Handling of pool chemicals
Always add the chemicals to the water rather than the other way around. These chemicals are formulated and designed to be added to large quantities of water.
For example, a 24-foot diameter above-ground pool, filled to the 4-foot mark will hold 13,594 gallons of water. Swimming pool chemicals are intended to be added to that much water. Trying to work in the other direction, by adding water to the chemicals, will create a dangerously concentrated mixture which could result in deadly fumes, injuries, or fire.
Only use these chemicals with the proper equipment. Swimming pool cleaners and chemicals are created to work together to clean and sanitize your swimming pool. Using the wrong equipment with them could result in the creation of more corrosion and gunk in your pool instead of less.
Be careful you don’t spill these chemicals when you’re using them. In their undiluted form, they can be very caustic. They can also leach into the soil, contaminating it beyond your ability to correct it. The EPA won’t necessarily come looking for you, but chemical spills are their reason for existing and legally, you’re liable under the law for any spills or ground or groundwater contamination resulting from it.
Read the directions on the package. Chemicals have to be used precisely as instructed in order for you to be safe and for them to be effective. If you have any doubts about how you’re supposed to use the chemicals, stop and call the manufacturer or a local swimming pool store. They’re usually more than happy to help you in any way they can.
Storage of pool chemicals
Swimming pool chemicals don’t always last forever. Some of them will even begin self-reacting over time if they’re stored too long. Depending on the chemical, this could have harmful consequences. Check the expiration date or shelf life of every chemical you intend to store. Make sure you understand it before storing it.
Swimming pool chemicals are intended to be reactive to water. Humidity is also water. If they’re stored too long in a container with a loose fitting top or a top that isn’t properly secured, they could begin reacting with the moisture in the air, creating dangerous fumes in the process. Always make sure the top or lid is properly sealed when storing chemicals.
These chemicals also, by their very nature, react to sunlight. They’ll begin breaking down or reacting in ways you won’t enjoy. They also react badly to heat.
Store all swimming pool chemicals in a cool, dry, dark environment isolated from direct sunlight. Make sure they’re safe from children and pets. Make sure the storage area is properly ventilated. A slow build up of fumes in an enclosed area can be deadly. Always keep chemicals in their original containers.
Don’t . . .

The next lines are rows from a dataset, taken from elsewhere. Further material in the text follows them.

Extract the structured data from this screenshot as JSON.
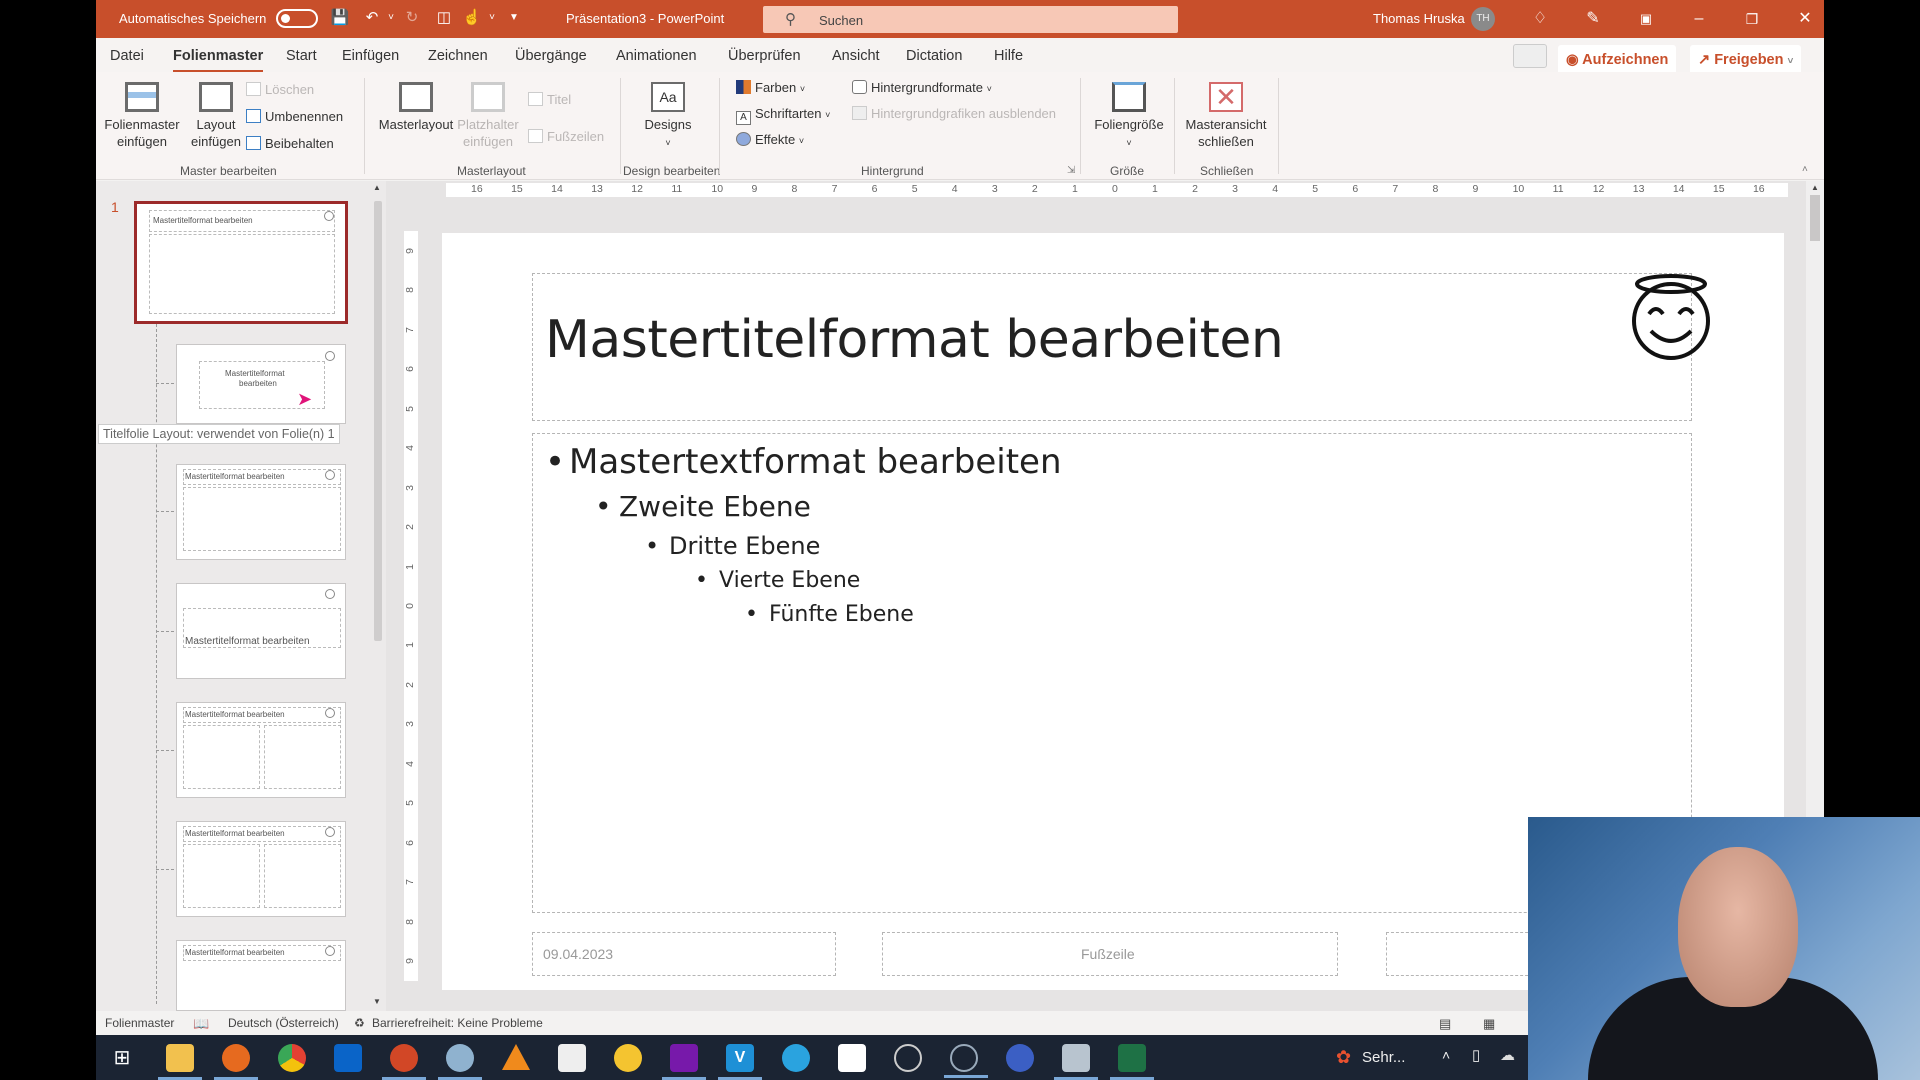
{
  "titlebar": {
    "autosave_label": "Automatisches Speichern",
    "autosave_state": "off",
    "doc_title": "Präsentation3  -  PowerPoint",
    "search_placeholder": "Suchen",
    "user_name": "Thomas Hruska",
    "user_initials": "TH",
    "icons": [
      "save-icon",
      "undo-icon",
      "redo-icon",
      "present-icon",
      "touch-mode-icon",
      "customize-qat-icon",
      "diamond-icon",
      "pen-icon",
      "ribbon-display-icon",
      "minimize-icon",
      "restore-icon",
      "close-icon"
    ]
  },
  "menu": {
    "tabs": [
      "Datei",
      "Folienmaster",
      "Start",
      "Einfügen",
      "Zeichnen",
      "Übergänge",
      "Animationen",
      "Überprüfen",
      "Ansicht",
      "Dictation",
      "Hilfe"
    ],
    "active": "Folienmaster",
    "record_label": "Aufzeichnen",
    "share_label": "Freigeben"
  },
  "ribbon": {
    "groups": {
      "master_edit": "Master bearbeiten",
      "masterlayout": "Masterlayout",
      "design_edit": "Design bearbeiten",
      "background": "Hintergrund",
      "size": "Größe",
      "close": "Schließen"
    },
    "buttons": {
      "insert_master_1": "Folienmaster",
      "insert_master_2": "einfügen",
      "insert_layout_1": "Layout",
      "insert_layout_2": "einfügen",
      "delete": "Löschen",
      "rename": "Umbenennen",
      "preserve": "Beibehalten",
      "masterlayout": "Masterlayout",
      "placeholder_1": "Platzhalter",
      "placeholder_2": "einfügen",
      "title_check": "Titel",
      "footer_check": "Fußzeilen",
      "designs": "Designs",
      "colors": "Farben",
      "fonts": "Schriftarten",
      "effects": "Effekte",
      "bg_formats": "Hintergrundformate",
      "hide_bg": "Hintergrundgrafiken ausblenden",
      "slide_size": "Foliengröße",
      "close_master_1": "Masteransicht",
      "close_master_2": "schließen"
    }
  },
  "thumbnails": {
    "master_number": "1",
    "master_title": "Mastertitelformat bearbeiten",
    "layout_title_2line_a": "Mastertitelformat",
    "layout_title_2line_b": "bearbeiten",
    "tooltip": "Titelfolie Layout: verwendet von Folie(n) 1"
  },
  "ruler": {
    "h": [
      "16",
      "15",
      "14",
      "13",
      "12",
      "11",
      "10",
      "9",
      "8",
      "7",
      "6",
      "5",
      "4",
      "3",
      "2",
      "1",
      "0",
      "1",
      "2",
      "3",
      "4",
      "5",
      "6",
      "7",
      "8",
      "9",
      "10",
      "11",
      "12",
      "13",
      "14",
      "15",
      "16"
    ],
    "v": [
      "9",
      "8",
      "7",
      "6",
      "5",
      "4",
      "3",
      "2",
      "1",
      "0",
      "1",
      "2",
      "3",
      "4",
      "5",
      "6",
      "7",
      "8",
      "9"
    ]
  },
  "slide": {
    "title": "Mastertitelformat bearbeiten",
    "levels": [
      "Mastertextformat bearbeiten",
      "Zweite Ebene",
      "Dritte Ebene",
      "Vierte Ebene",
      "Fünfte Ebene"
    ],
    "date": "09.04.2023",
    "footer": "Fußzeile",
    "icon": "smiling-face-with-halo-icon"
  },
  "status": {
    "view": "Folienmaster",
    "language": "Deutsch (Österreich)",
    "accessibility": "Barrierefreiheit: Keine Probleme"
  },
  "taskbar": {
    "apps": [
      "Windows Start",
      "Explorer",
      "Firefox",
      "Chrome",
      "Outlook",
      "PowerPoint",
      "Paint 3D",
      "VLC",
      "Office",
      "Idea",
      "OneNote",
      "V",
      "Telegram",
      "App",
      "OBS",
      "Record",
      "Elgato",
      "Tablet",
      "Excel"
    ],
    "tray_weather": "Sehr..."
  }
}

- Put chemicals in a different container with no labels
- Place liquid chemicals above solid or powdered chemicals
- Store chemicals in a shelf or area that is higher than your head
- Stack chemical containers
- Store acids and oxidizers near each other
- Reuse empty containers
- Keep them near any non-pool chemicals
Properly stored and handled, chemicals aren’t a hazard to anyone. Following these simple rules will keep you and your family safe.